• United States
Senior Editor

Speaking digital rights language

Mar 03, 20042 mins
Enterprise Applications

* Extensible Rights Markup Language, or XrML

When it comes to protecting copywritten material, everyone seems to have an opinion – which may explain why efforts to centralize and simplify secure digital rights have been so fractured.

Even this week’s Technology Update topic has detractors. We are talking about the Extensible Rights Markup Language (XrML).

The idea behind XrML is that it would provide a universal method for specifying rights and issuing conditions associated with the use and protection of content in a digital rights management system. Sounds simple enough, except its central backer is Microsoft which irks a lot of people. Mind you Adobe, HP, Xerox and others support XrML.

According to our author (, XrML enables rights-enforcement software to express access and usage policies for digital content in the form of licenses. XrML licenses define who can access the content, how it is protected and distributed and controls usage rights such as authorized printing and time-based permissions to perform certain operations. When an author protects content, which can be in the form of word processing documents, spreadsheet data, Web-based reports delivered in a browser, or e-mail messages, that content is typically encrypted to prevent unauthorized access or tampering. Inside this encryption is either a license or a pointer to the license on a policy server. When a reader tries to open the document, the application receives the license from the corporate license server, validates the user’s authorization, and enforces the usage privileges defined for that user.

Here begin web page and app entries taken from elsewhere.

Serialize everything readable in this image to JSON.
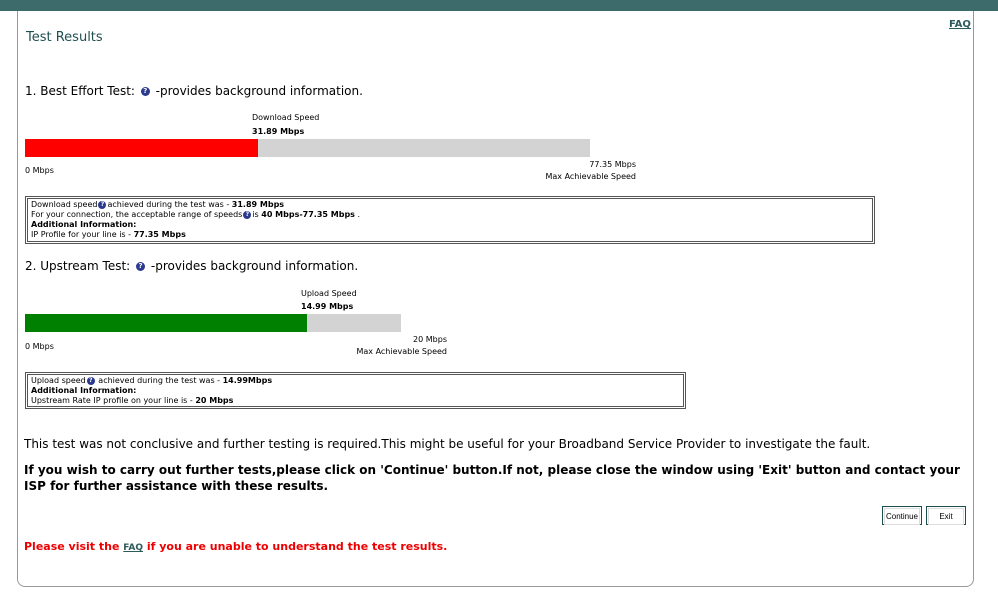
{
  "header": {
    "title": "Test Results",
    "faq_link": "FAQ"
  },
  "download": {
    "heading_prefix": "1. Best Effort Test:",
    "heading_suffix": "-provides background information.",
    "label": "Download Speed",
    "value": "31.89 Mbps",
    "speed_mbps": 31.89,
    "max_mbps": 77.35,
    "min_label": "0 Mbps",
    "max_label": "77.35 Mbps",
    "max_caption": "Max Achievable Speed",
    "color": "#ff0000",
    "info": {
      "line1_prefix": "Download speed",
      "line1_mid": "achieved during the test was - ",
      "line1_value": "31.89 Mbps",
      "line2_prefix": "For your connection, the acceptable range of speeds",
      "line2_mid": "is ",
      "line2_value": "40 Mbps-77.35 Mbps",
      "line2_end": " .",
      "additional": "Additional Information:",
      "line4_prefix": "IP Profile for your line is - ",
      "line4_value": "77.35 Mbps"
    }
  },
  "upload": {
    "heading_prefix": "2. Upstream Test:",
    "heading_suffix": "-provides background information.",
    "label": "Upload Speed",
    "value": "14.99 Mbps",
    "speed_mbps": 14.99,
    "max_mbps": 20,
    "min_label": "0 Mbps",
    "max_label": "20 Mbps",
    "max_caption": "Max Achievable Speed",
    "color": "#008000",
    "info": {
      "line1_prefix": "Upload speed",
      "line1_mid": " achieved during the test was - ",
      "line1_value": "14.99Mbps",
      "additional": "Additional Information:",
      "line3_prefix": "Upstream Rate IP profile on your line is - ",
      "line3_value": "20 Mbps"
    }
  },
  "messages": {
    "inconclusive": "This test was not conclusive and further testing is required.This might be useful for your Broadband Service Provider to investigate the fault.",
    "instructions": "If you wish to carry out further tests,please click on 'Continue' button.If not, please close the window using 'Exit' button and contact your ISP for further assistance with these results.",
    "faq_prefix": "Please visit the ",
    "faq_link": "FAQ",
    "faq_suffix": " if you are unable to understand the test results."
  },
  "buttons": {
    "continue": "Continue",
    "exit": "Exit"
  },
  "icons": {
    "help": "question-mark-icon"
  },
  "colors": {
    "topbar": "#3d6b6b",
    "title": "#1f4f4f",
    "error": "#ee0000"
  }
}
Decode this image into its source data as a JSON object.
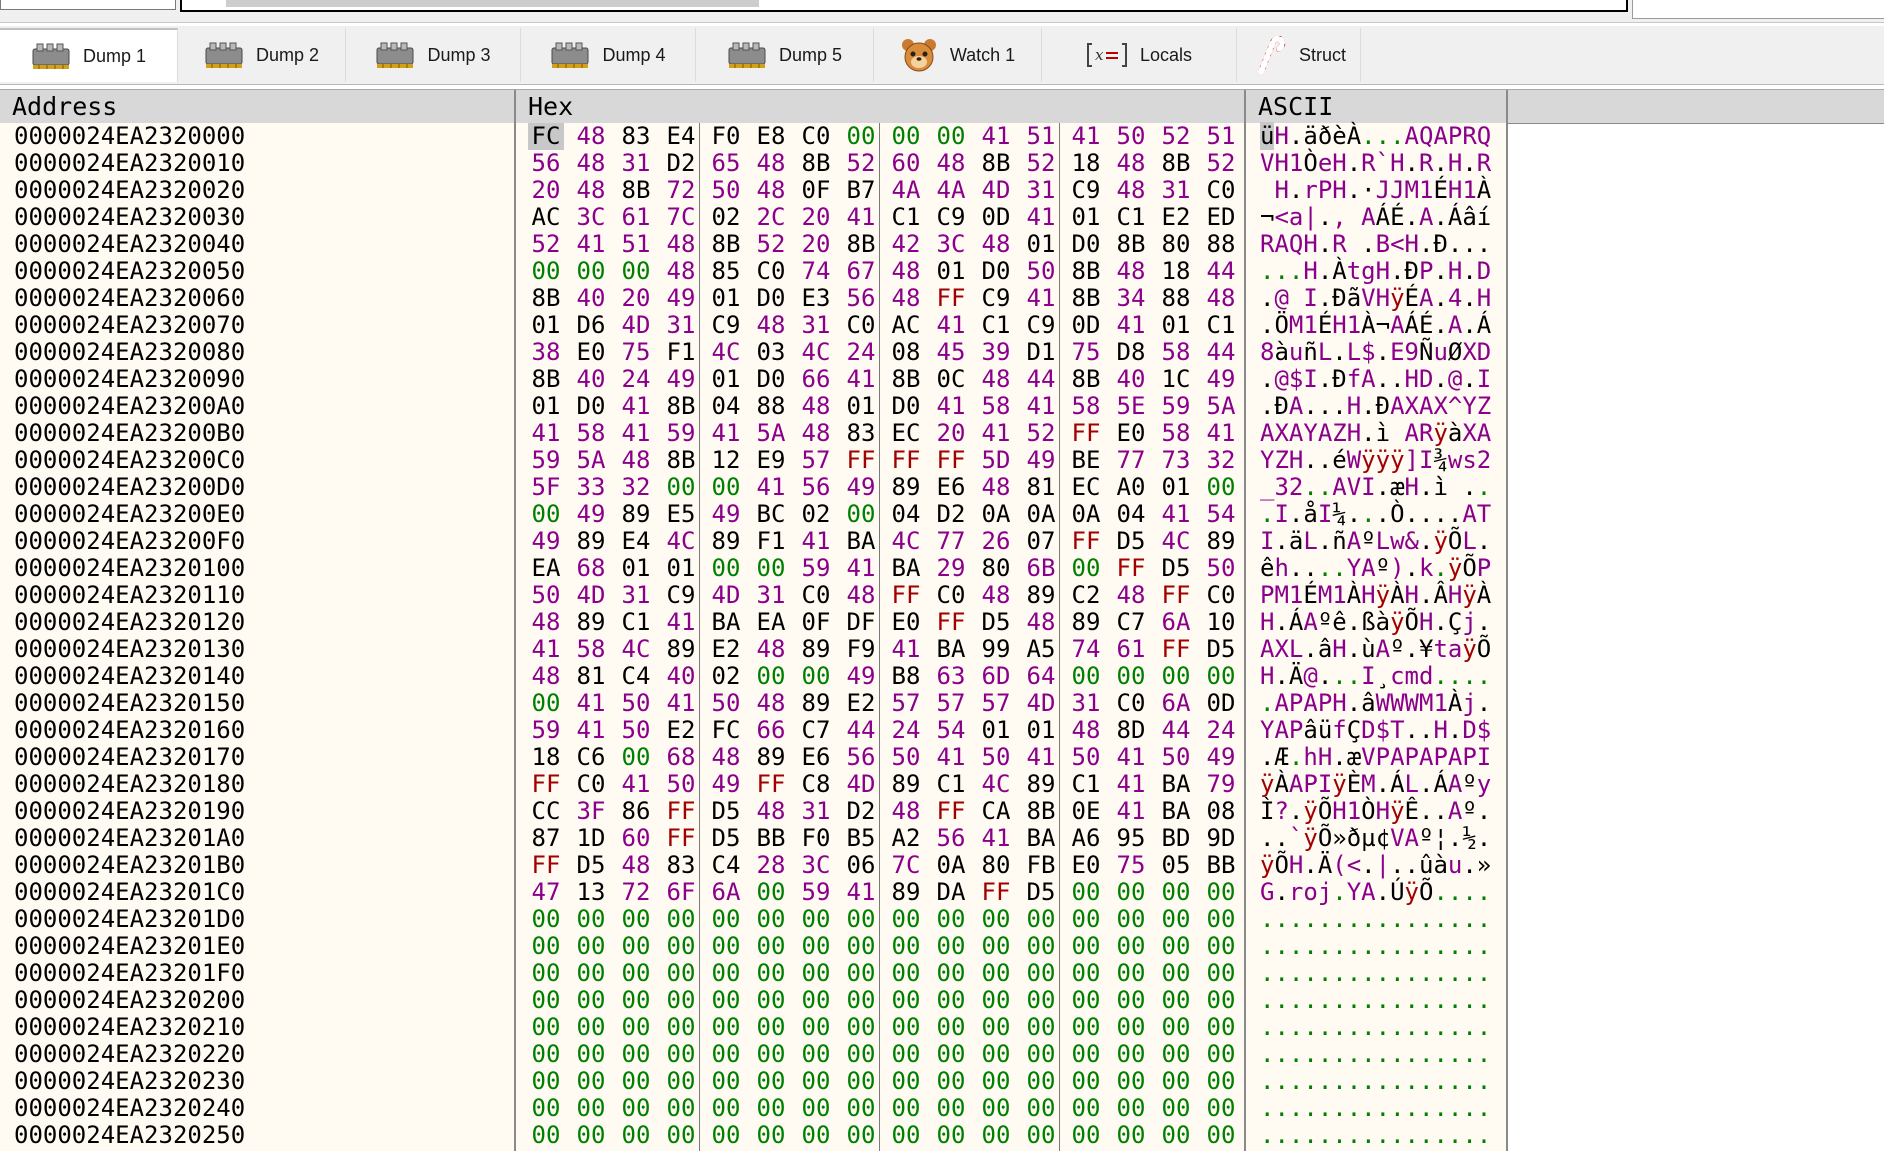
{
  "tabs": [
    {
      "label": "Dump 1",
      "icon": "memory-dump-icon",
      "active": true
    },
    {
      "label": "Dump 2",
      "icon": "memory-dump-icon"
    },
    {
      "label": "Dump 3",
      "icon": "memory-dump-icon"
    },
    {
      "label": "Dump 4",
      "icon": "memory-dump-icon"
    },
    {
      "label": "Dump 5",
      "icon": "memory-dump-icon"
    },
    {
      "label": "Watch 1",
      "icon": "watch-icon"
    },
    {
      "label": "Locals",
      "icon": "locals-icon"
    },
    {
      "label": "Struct",
      "icon": "struct-icon"
    }
  ],
  "columns": {
    "address": "Address",
    "hex": "Hex",
    "ascii": "ASCII"
  },
  "colors": {
    "zero_byte": "#008000",
    "printable_byte": "#8b008b",
    "ff_byte": "#a00000",
    "other_byte": "#000000"
  },
  "rows": [
    {
      "addr": "0000024EA2320000",
      "hex": "FC 48 83 E4 F0 E8 C0 00 00 00 41 51 41 50 52 51",
      "ascii": "üH.äðèÀ...AQAPRQ"
    },
    {
      "addr": "0000024EA2320010",
      "hex": "56 48 31 D2 65 48 8B 52 60 48 8B 52 18 48 8B 52",
      "ascii": "VH1ÒeH.R`H.R.H.R"
    },
    {
      "addr": "0000024EA2320020",
      "hex": "20 48 8B 72 50 48 0F B7 4A 4A 4D 31 C9 48 31 C0",
      "ascii": " H.rPH.·JJM1ÉH1À"
    },
    {
      "addr": "0000024EA2320030",
      "hex": "AC 3C 61 7C 02 2C 20 41 C1 C9 0D 41 01 C1 E2 ED",
      "ascii": "¬<a|., AÁÉ.A.Áâí"
    },
    {
      "addr": "0000024EA2320040",
      "hex": "52 41 51 48 8B 52 20 8B 42 3C 48 01 D0 8B 80 88",
      "ascii": "RAQH.R .B<H.Ð..."
    },
    {
      "addr": "0000024EA2320050",
      "hex": "00 00 00 48 85 C0 74 67 48 01 D0 50 8B 48 18 44",
      "ascii": "...H.ÀtgH.ÐP.H.D"
    },
    {
      "addr": "0000024EA2320060",
      "hex": "8B 40 20 49 01 D0 E3 56 48 FF C9 41 8B 34 88 48",
      "ascii": ".@ I.ÐãVHÿÉA.4.H"
    },
    {
      "addr": "0000024EA2320070",
      "hex": "01 D6 4D 31 C9 48 31 C0 AC 41 C1 C9 0D 41 01 C1",
      "ascii": ".ÖM1ÉH1À¬AÁÉ.A.Á"
    },
    {
      "addr": "0000024EA2320080",
      "hex": "38 E0 75 F1 4C 03 4C 24 08 45 39 D1 75 D8 58 44",
      "ascii": "8àuñL.L$.E9ÑuØXD"
    },
    {
      "addr": "0000024EA2320090",
      "hex": "8B 40 24 49 01 D0 66 41 8B 0C 48 44 8B 40 1C 49",
      "ascii": ".@$I.ÐfA..HD.@.I"
    },
    {
      "addr": "0000024EA23200A0",
      "hex": "01 D0 41 8B 04 88 48 01 D0 41 58 41 58 5E 59 5A",
      "ascii": ".ÐA...H.ÐAXAX^YZ"
    },
    {
      "addr": "0000024EA23200B0",
      "hex": "41 58 41 59 41 5A 48 83 EC 20 41 52 FF E0 58 41",
      "ascii": "AXAYAZH.ì ARÿàXA"
    },
    {
      "addr": "0000024EA23200C0",
      "hex": "59 5A 48 8B 12 E9 57 FF FF FF 5D 49 BE 77 73 32",
      "ascii": "YZH..éWÿÿÿ]I¾ws2"
    },
    {
      "addr": "0000024EA23200D0",
      "hex": "5F 33 32 00 00 41 56 49 89 E6 48 81 EC A0 01 00",
      "ascii": "_32..AVI.æH.ì .."
    },
    {
      "addr": "0000024EA23200E0",
      "hex": "00 49 89 E5 49 BC 02 00 04 D2 0A 0A 0A 04 41 54",
      "ascii": ".I.åI¼...Ò....AT"
    },
    {
      "addr": "0000024EA23200F0",
      "hex": "49 89 E4 4C 89 F1 41 BA 4C 77 26 07 FF D5 4C 89",
      "ascii": "I.äL.ñAºLw&.ÿÕL."
    },
    {
      "addr": "0000024EA2320100",
      "hex": "EA 68 01 01 00 00 59 41 BA 29 80 6B 00 FF D5 50",
      "ascii": "êh....YAº).k.ÿÕP"
    },
    {
      "addr": "0000024EA2320110",
      "hex": "50 4D 31 C9 4D 31 C0 48 FF C0 48 89 C2 48 FF C0",
      "ascii": "PM1ÉM1ÀHÿÀH.ÂHÿÀ"
    },
    {
      "addr": "0000024EA2320120",
      "hex": "48 89 C1 41 BA EA 0F DF E0 FF D5 48 89 C7 6A 10",
      "ascii": "H.ÁAºê.ßàÿÕH.Çj."
    },
    {
      "addr": "0000024EA2320130",
      "hex": "41 58 4C 89 E2 48 89 F9 41 BA 99 A5 74 61 FF D5",
      "ascii": "AXL.âH.ùAº.¥taÿÕ"
    },
    {
      "addr": "0000024EA2320140",
      "hex": "48 81 C4 40 02 00 00 49 B8 63 6D 64 00 00 00 00",
      "ascii": "H.Ä@...I¸cmd...."
    },
    {
      "addr": "0000024EA2320150",
      "hex": "00 41 50 41 50 48 89 E2 57 57 57 4D 31 C0 6A 0D",
      "ascii": ".APAPH.âWWWM1Àj."
    },
    {
      "addr": "0000024EA2320160",
      "hex": "59 41 50 E2 FC 66 C7 44 24 54 01 01 48 8D 44 24",
      "ascii": "YAPâüfÇD$T..H.D$"
    },
    {
      "addr": "0000024EA2320170",
      "hex": "18 C6 00 68 48 89 E6 56 50 41 50 41 50 41 50 49",
      "ascii": ".Æ.hH.æVPAPAPAPI"
    },
    {
      "addr": "0000024EA2320180",
      "hex": "FF C0 41 50 49 FF C8 4D 89 C1 4C 89 C1 41 BA 79",
      "ascii": "ÿÀAPIÿÈM.ÁL.ÁAºy"
    },
    {
      "addr": "0000024EA2320190",
      "hex": "CC 3F 86 FF D5 48 31 D2 48 FF CA 8B 0E 41 BA 08",
      "ascii": "Ì?.ÿÕH1ÒHÿÊ..Aº."
    },
    {
      "addr": "0000024EA23201A0",
      "hex": "87 1D 60 FF D5 BB F0 B5 A2 56 41 BA A6 95 BD 9D",
      "ascii": "..`ÿÕ»ðµ¢VAº¦.½."
    },
    {
      "addr": "0000024EA23201B0",
      "hex": "FF D5 48 83 C4 28 3C 06 7C 0A 80 FB E0 75 05 BB",
      "ascii": "ÿÕH.Ä(<.|..ûàu.»"
    },
    {
      "addr": "0000024EA23201C0",
      "hex": "47 13 72 6F 6A 00 59 41 89 DA FF D5 00 00 00 00",
      "ascii": "G.roj.YA.ÚÿÕ...."
    },
    {
      "addr": "0000024EA23201D0",
      "hex": "00 00 00 00 00 00 00 00 00 00 00 00 00 00 00 00",
      "ascii": "................"
    },
    {
      "addr": "0000024EA23201E0",
      "hex": "00 00 00 00 00 00 00 00 00 00 00 00 00 00 00 00",
      "ascii": "................"
    },
    {
      "addr": "0000024EA23201F0",
      "hex": "00 00 00 00 00 00 00 00 00 00 00 00 00 00 00 00",
      "ascii": "................"
    },
    {
      "addr": "0000024EA2320200",
      "hex": "00 00 00 00 00 00 00 00 00 00 00 00 00 00 00 00",
      "ascii": "................"
    },
    {
      "addr": "0000024EA2320210",
      "hex": "00 00 00 00 00 00 00 00 00 00 00 00 00 00 00 00",
      "ascii": "................"
    },
    {
      "addr": "0000024EA2320220",
      "hex": "00 00 00 00 00 00 00 00 00 00 00 00 00 00 00 00",
      "ascii": "................"
    },
    {
      "addr": "0000024EA2320230",
      "hex": "00 00 00 00 00 00 00 00 00 00 00 00 00 00 00 00",
      "ascii": "................"
    },
    {
      "addr": "0000024EA2320240",
      "hex": "00 00 00 00 00 00 00 00 00 00 00 00 00 00 00 00",
      "ascii": "................"
    },
    {
      "addr": "0000024EA2320250",
      "hex": "00 00 00 00 00 00 00 00 00 00 00 00 00 00 00 00",
      "ascii": "................"
    }
  ]
}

 XrML is slated to become an ISO standard this quarter as the MPEG-21 Rights Expression Language and is also undergoing standards review within OASIS, our author says.

For more on XrML, see: